To learn correctly, you need to be able to ask questions and get the proper feedback. You need to learn in phases. You need someone to start you at first grade and guide you to college. Why not have someone guide you that’s done it before you and has done it right? When you teaching yourself, you create barriers. What makes it difficult is that you don’t know what the barriers are. A mentor is the only way to identify those barriers. (Unless you want to find them yourself over the next 50 years.)
So, find someone in your field that understands the craft well. Sit with them face to face if possible. Learn from them. Surrender to them and allow them to show you the way. Find multiple people to do this with and see which person makes the path to greatness the clearest. And most importantly, learn that you must enjoy this journey to mastering your craft.
I think having a good mentor give you a great advantage. I was fortunate to meet My mentor selling magic (in his “golden years” at two different magic shops in the Mall of America) I was ready to buy about $200 worth of what probably was mostly junk and he told me to buy nothing and wait an hour until he was done with his shift. He had me drive him home where he took myself and 2 or 3 others that I know of “under his wing” He taught us the “real deal” of picking out and performing strong magic and to stay away from the “hype products”. He never charged us and freely shared what only spending years as a real life grifter (as well as being personal friends with Michael Skinner) could. He has a 3 disc (or download) on Pop Haydn’s site called “In the Life” which chronicled his many years on the wrong side of the fence but he eventually found redemption. R.I.P. Doc John Deems.

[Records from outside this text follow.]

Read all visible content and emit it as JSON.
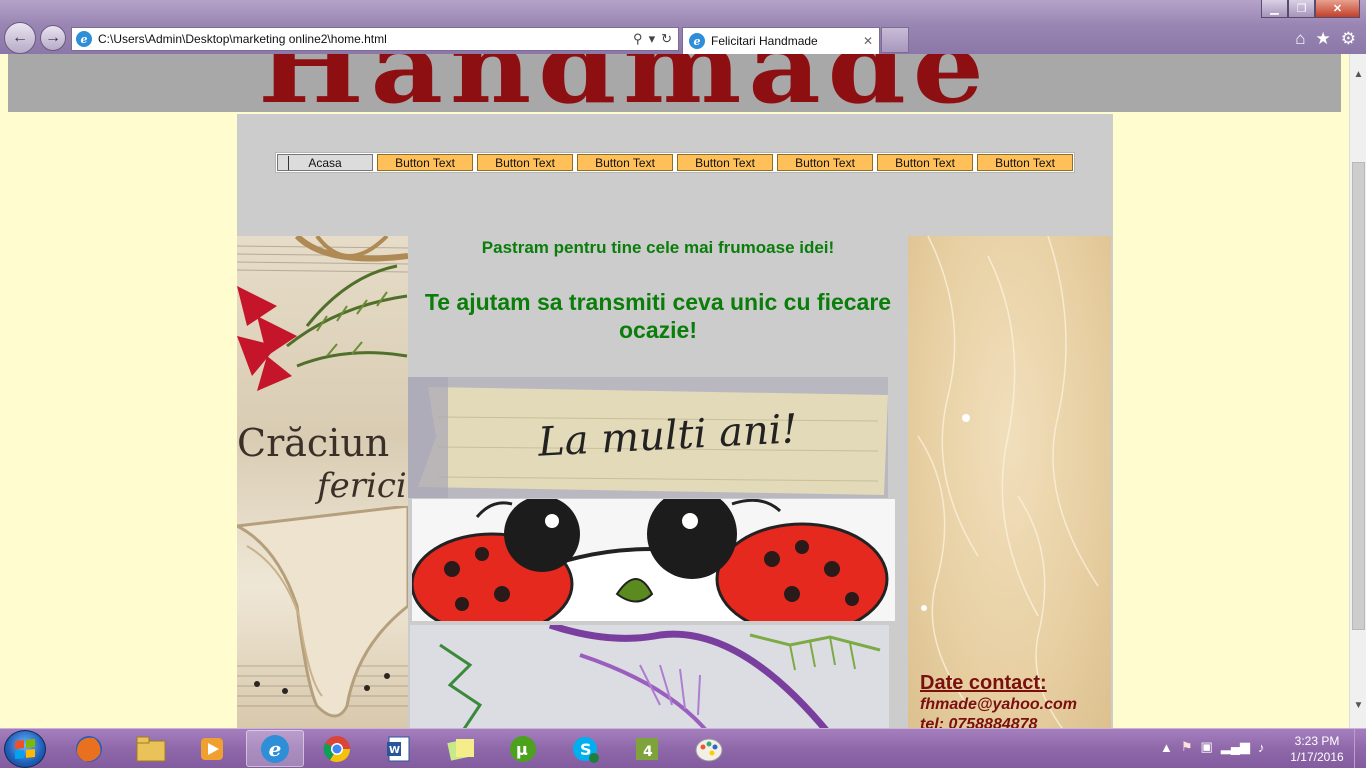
{
  "browser": {
    "address_url": "C:\\Users\\Admin\\Desktop\\marketing online2\\home.html",
    "tab_title": "Felicitari Handmade"
  },
  "page": {
    "logo_text": "Handmade",
    "menu": [
      "Acasa",
      "Button Text",
      "Button Text",
      "Button Text",
      "Button Text",
      "Button Text",
      "Button Text",
      "Button Text"
    ],
    "tagline_small": "Pastram pentru tine cele mai frumoase idei!",
    "tagline_large": "Te ajutam sa transmiti ceva unic cu fiecare ocazie!",
    "left_image_text1": "Crăciun",
    "left_image_text2": "fericit",
    "note_image_text": "La multi ani!",
    "contact": {
      "title": "Date contact:",
      "email": "fhmade@yahoo.com",
      "phone": "tel: 0758884878"
    }
  },
  "taskbar": {
    "time": "3:23 PM",
    "date": "1/17/2016"
  },
  "colors": {
    "page_bg": "#fffccf",
    "menu_button": "#ffc05a",
    "logo": "#8e0f12",
    "tagline": "#0a7d0a",
    "contact": "#7a0f0f"
  }
}
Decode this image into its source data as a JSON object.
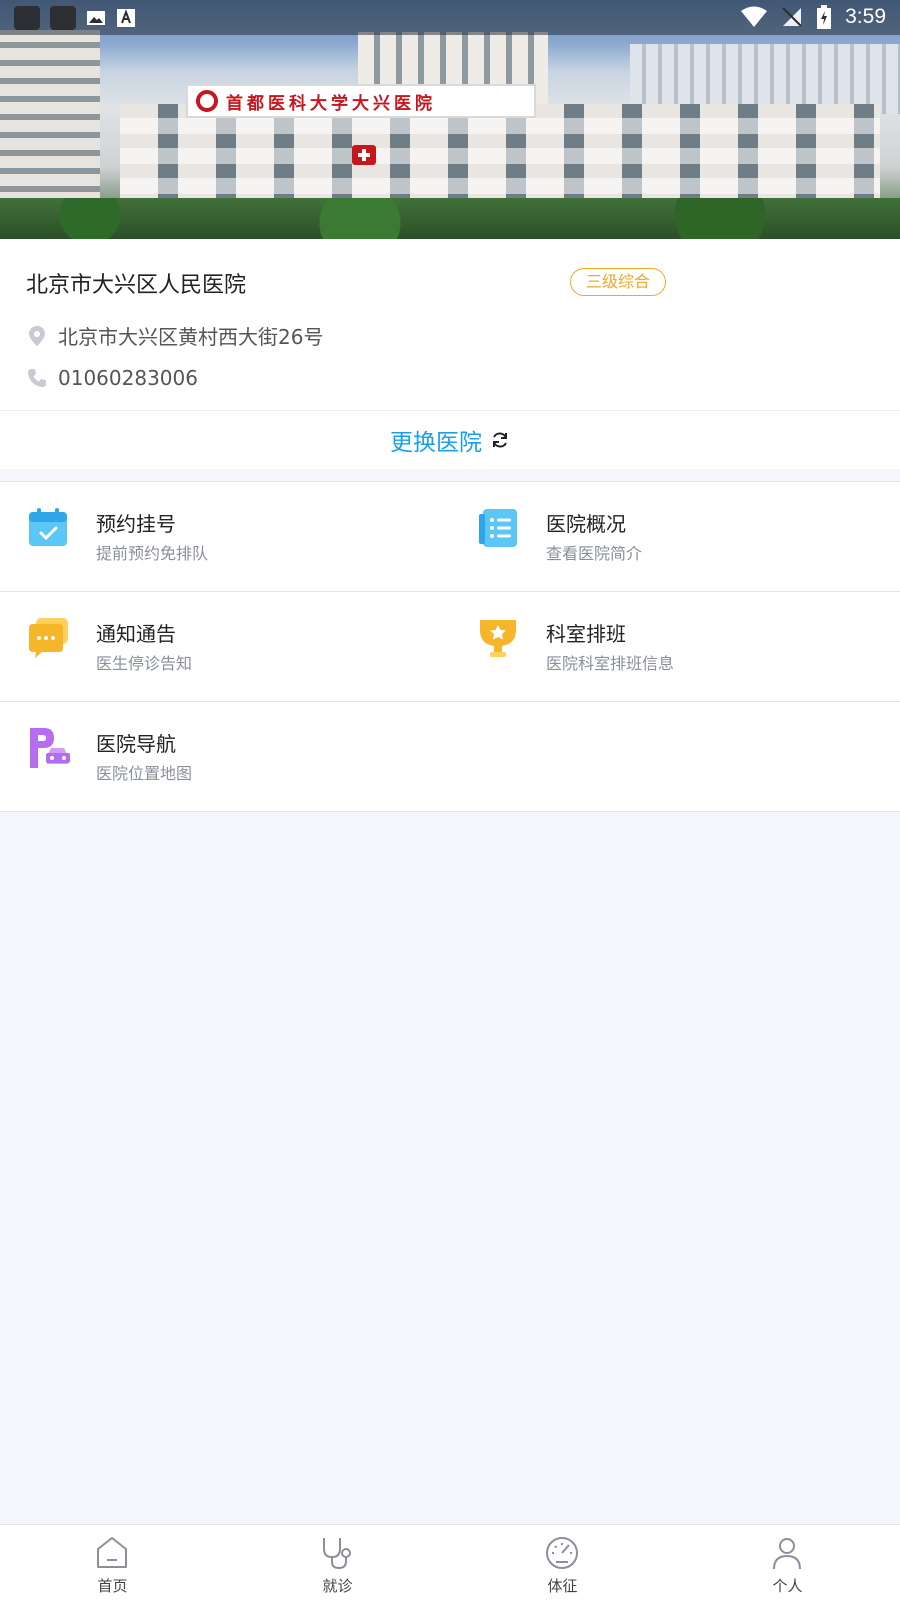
{
  "status_bar": {
    "time": "3:59",
    "left_icons": [
      "app-icon-1",
      "app-icon-2",
      "image-icon",
      "a-icon"
    ],
    "right_icons": [
      "wifi-icon",
      "signal-icon",
      "battery-icon"
    ]
  },
  "banner": {
    "sign_text": "首都医科大学大兴医院"
  },
  "hospital": {
    "name": "北京市大兴区人民医院",
    "level_badge": "三级综合",
    "address": "北京市大兴区黄村西大街26号",
    "phone": "01060283006"
  },
  "switch_hospital": {
    "label": "更换医院",
    "icon": "refresh-icon"
  },
  "services": [
    {
      "title": "预约挂号",
      "subtitle": "提前预约免排队",
      "icon": "calendar-check-icon",
      "color": "#3ab3f0"
    },
    {
      "title": "医院概况",
      "subtitle": "查看医院简介",
      "icon": "list-document-icon",
      "color": "#3ab3f0"
    },
    {
      "title": "通知通告",
      "subtitle": "医生停诊告知",
      "icon": "chat-message-icon",
      "color": "#f7b52a"
    },
    {
      "title": "科室排班",
      "subtitle": "医院科室排班信息",
      "icon": "trophy-star-icon",
      "color": "#f7b52a"
    },
    {
      "title": "医院导航",
      "subtitle": "医院位置地图",
      "icon": "parking-car-icon",
      "color": "#b66cf0"
    }
  ],
  "tabbar": [
    {
      "label": "首页",
      "icon": "home-icon"
    },
    {
      "label": "就诊",
      "icon": "stethoscope-icon"
    },
    {
      "label": "体征",
      "icon": "gauge-icon"
    },
    {
      "label": "个人",
      "icon": "user-icon"
    }
  ]
}
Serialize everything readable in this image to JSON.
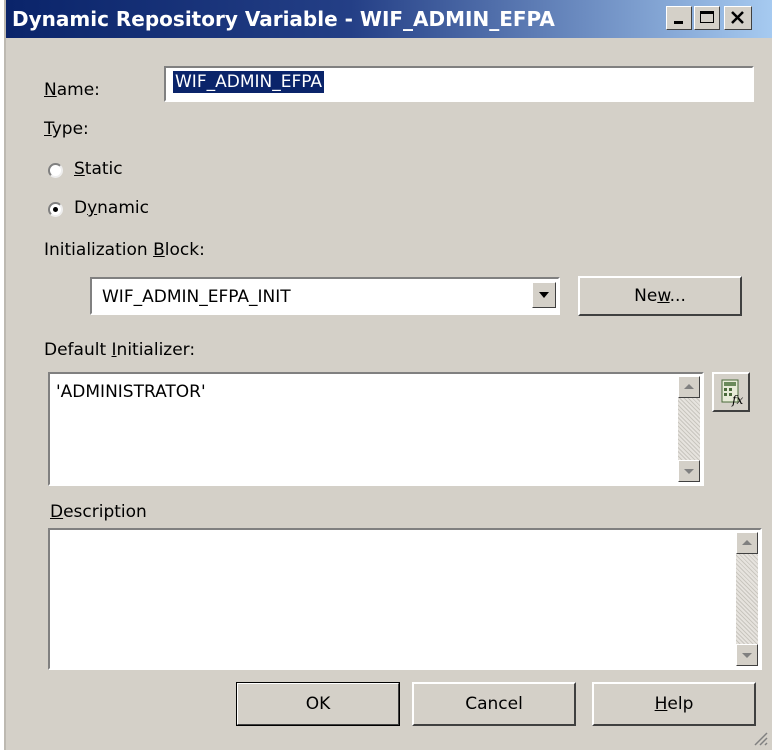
{
  "window": {
    "title": "Dynamic Repository Variable - WIF_ADMIN_EFPA",
    "controls": {
      "minimize_icon": "minimize-icon",
      "maximize_icon": "maximize-icon",
      "close_icon": "close-icon"
    }
  },
  "name": {
    "label_a": "N",
    "label_b": "ame:",
    "value": "WIF_ADMIN_EFPA"
  },
  "type": {
    "label_a": "T",
    "label_b": "ype:",
    "static": {
      "label_a": "S",
      "label_b": "tatic",
      "selected": false
    },
    "dynamic": {
      "label_a": "D",
      "label_u": "y",
      "label_b": "namic",
      "selected": true
    }
  },
  "init_block": {
    "label_a": "Initialization ",
    "label_u": "B",
    "label_b": "lock:",
    "selected": "WIF_ADMIN_EFPA_INIT",
    "new_button": {
      "label_a": "Ne",
      "label_u": "w",
      "label_b": "..."
    }
  },
  "default_initializer": {
    "label_a": "Default ",
    "label_u": "I",
    "label_b": "nitializer:",
    "value": "'ADMINISTRATOR'",
    "expression_builder_icon": "expression-builder-icon"
  },
  "description": {
    "label_a": "D",
    "label_b": "escription",
    "value": ""
  },
  "buttons": {
    "ok": "OK",
    "cancel": "Cancel",
    "help_a": "H",
    "help_b": "elp"
  },
  "colors": {
    "title_gradient_start": "#0a246a",
    "title_gradient_end": "#a6caf0",
    "dialog_face": "#d4d0c8",
    "selection": "#0a246a"
  }
}
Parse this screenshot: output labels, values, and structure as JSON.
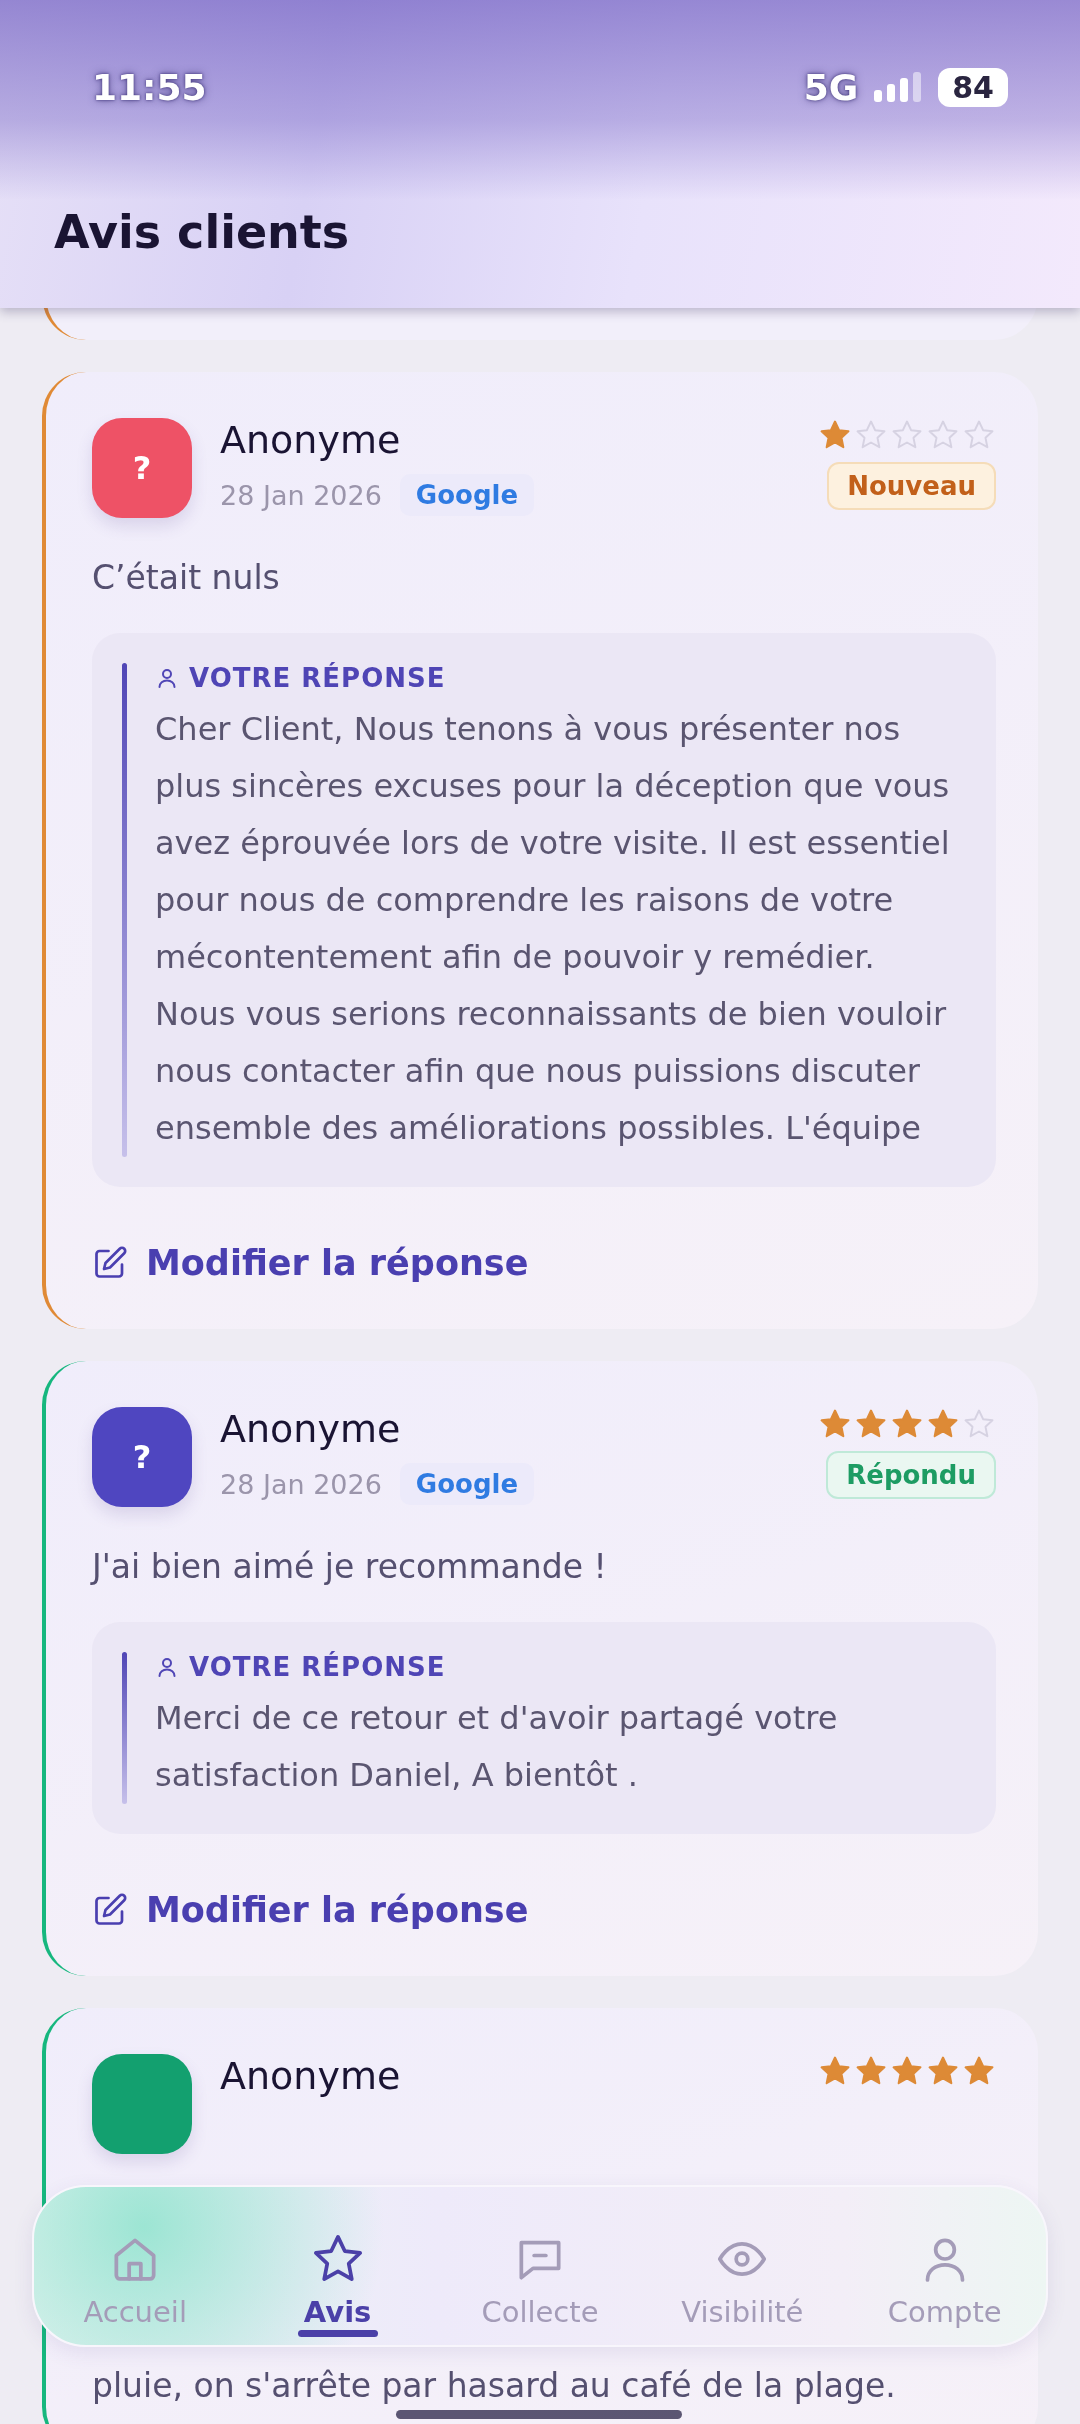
{
  "status_bar": {
    "time": "11:55",
    "network": "5G",
    "battery": "84"
  },
  "header": {
    "title": "Avis clients"
  },
  "clipped_card": {
    "kind": "new"
  },
  "reviews": [
    {
      "author": "Anonyme",
      "avatar": "?",
      "color": "#ee5266",
      "date": "28 Jan 2026",
      "source": "Google",
      "stars": 1,
      "kind": "new",
      "badge": "Nouveau",
      "text": "C’était nuls",
      "reply": {
        "label": "VOTRE RÉPONSE",
        "text": "Cher Client, Nous tenons à vous présenter nos plus sincères excuses pour la déception que vous avez éprouvée lors de votre visite. Il est essentiel pour nous de comprendre les raisons de votre mécontentement afin de pouvoir y remédier. Nous vous serions reconnaissants de bien vouloir nous contacter afin que nous puissions discuter ensemble des améliorations possibles. L'équipe"
      },
      "edit_link": "Modifier la réponse"
    },
    {
      "author": "Anonyme",
      "avatar": "?",
      "color": "#4f46c0",
      "date": "28 Jan 2026",
      "source": "Google",
      "stars": 4,
      "kind": "answered",
      "badge": "Répondu",
      "text": "J'ai bien aimé je recommande !",
      "reply": {
        "label": "VOTRE RÉPONSE",
        "text": "Merci de ce retour et d'avoir partagé votre satisfaction Daniel, A bientôt ."
      },
      "edit_link": "Modifier la réponse"
    },
    {
      "author": "Anonyme",
      "color": "#13a06f",
      "stars": 5,
      "kind": "answered",
      "text": "pluie, on s'arrête par hasard au café de la plage."
    }
  ],
  "nav": [
    {
      "label": "Accueil",
      "kind": "home",
      "selected": false
    },
    {
      "label": "Avis",
      "kind": "star",
      "selected": true
    },
    {
      "label": "Collecte",
      "kind": "message",
      "selected": false
    },
    {
      "label": "Visibilité",
      "kind": "eye",
      "selected": false
    },
    {
      "label": "Compte",
      "kind": "user",
      "selected": false
    }
  ]
}
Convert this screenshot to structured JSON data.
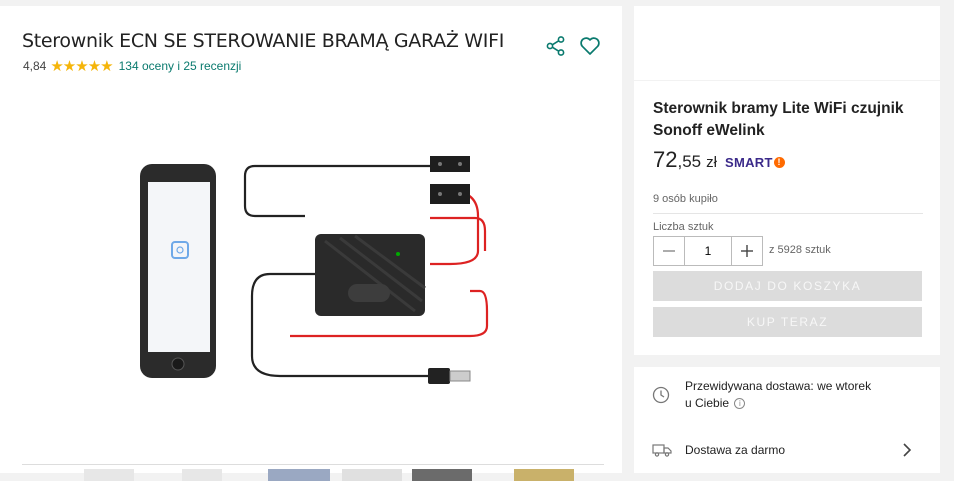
{
  "product": {
    "title": "Sterownik ECN SE STEROWANIE BRAMĄ GARAŻ WIFI",
    "rating": "4,84",
    "stars": "★★★★★",
    "reviews_link": "134 oceny i 25 recenzji",
    "icons": [
      "share-icon",
      "heart-icon"
    ]
  },
  "offer": {
    "title": "Sterownik bramy Lite WiFi czujnik Sonoff eWelink",
    "price_int": "72",
    "price_dec": ",55",
    "currency": "zł",
    "badge": "SMART",
    "bought": "9 osób kupiło",
    "qty_label": "Liczba sztuk",
    "qty_value": "1",
    "stock": "z 5928 sztuk",
    "add_to_cart": "DODAJ DO KOSZYKA",
    "buy_now": "KUP TERAZ",
    "button_color": "#dcdcdc"
  },
  "delivery": {
    "expected_line1": "Przewidywana dostawa: we wtorek",
    "expected_line2": "u Ciebie",
    "info_glyph": "i",
    "free_shipping": "Dostawa za darmo"
  },
  "colors": {
    "accent": "#0a7a6e",
    "star": "#f5b50a",
    "smart": "#3b2a8a",
    "smart_dot": "#ff6a00"
  }
}
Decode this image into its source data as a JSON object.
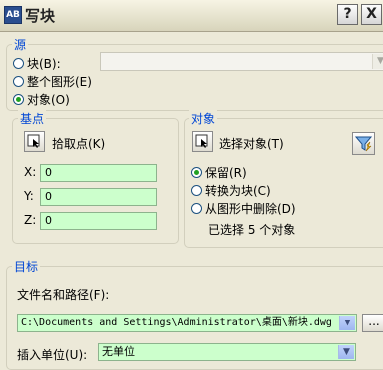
{
  "window": {
    "title": "写块",
    "app_icon_text": "AB",
    "help_label": "?",
    "close_label": "X"
  },
  "source": {
    "legend": "源",
    "block_label": "块(B):",
    "whole_drawing_label": "整个图形(E)",
    "objects_label": "对象(O)",
    "selected": "objects",
    "block_select_value": ""
  },
  "base_point": {
    "legend": "基点",
    "pick_label": "拾取点(K)",
    "x_label": "X:",
    "y_label": "Y:",
    "z_label": "Z:",
    "x_value": "0",
    "y_value": "0",
    "z_value": "0"
  },
  "objects": {
    "legend": "对象",
    "select_label": "选择对象(T)",
    "retain_label": "保留(R)",
    "convert_label": "转换为块(C)",
    "delete_label": "从图形中删除(D)",
    "selected_option": "retain",
    "status": "已选择 5 个对象"
  },
  "destination": {
    "legend": "目标",
    "path_label": "文件名和路径(F):",
    "path_value": "C:\\Documents and Settings\\Administrator\\桌面\\新块.dwg",
    "browse_label": "...",
    "units_label": "插入单位(U):",
    "units_value": "无单位"
  },
  "icons": {
    "app": "autocad-app-icon",
    "pick_point": "pick-point-icon",
    "select_objects": "select-objects-icon",
    "quick_select": "quick-select-filter-icon"
  },
  "colors": {
    "input_bg": "#ccffcc",
    "legend_text": "#0046d5",
    "dialog_bg": "#ece9d8"
  }
}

Hi Jason. My name is Ariel. I am from Argentina, more precisely from Tandil, where Rene Lavand lived and with whom I shared the last years of his life. As happened with you, my magic changed dramatically to be every afternoon with Rene and we even wrote a book called glances about the technique he used. My beginning was with the few books I got in the market and I just started the internet here in my city, so it was not easy, but I learned a lot by looking and creating my own things, then I started with the congresses that were held in the capital of Argentina and from there I met many good magicians including your mentor who told me that Rene gave him an opportunity to stay at his home on a visit to his country, I take the opportunity to send my regards and appreciation to the teacher Darwin Ortiz. without more I leave you a hug!
Hi Jason. My name is Ariel I am from Argentina, Tandil, where I live the teacher Rene Lavand, my story is quite similar to yours, I was next to Rene in the last years of his life and I learned more than in the last 25 years, I would like to send a greeting to Darwin Ortiz, because on one occasion Rene told me that he was stopping at the house when he went to his country, I tell you that with Rene we got to write a book together about glances and in that material I learned machismo of a big, details, presentation, development that unfortunately today is very little seen in the new “artists” to come. Well, Jason, I leave you a big hug.
What a great read!!! I wonder if Jason would consider or is considering mentoring others.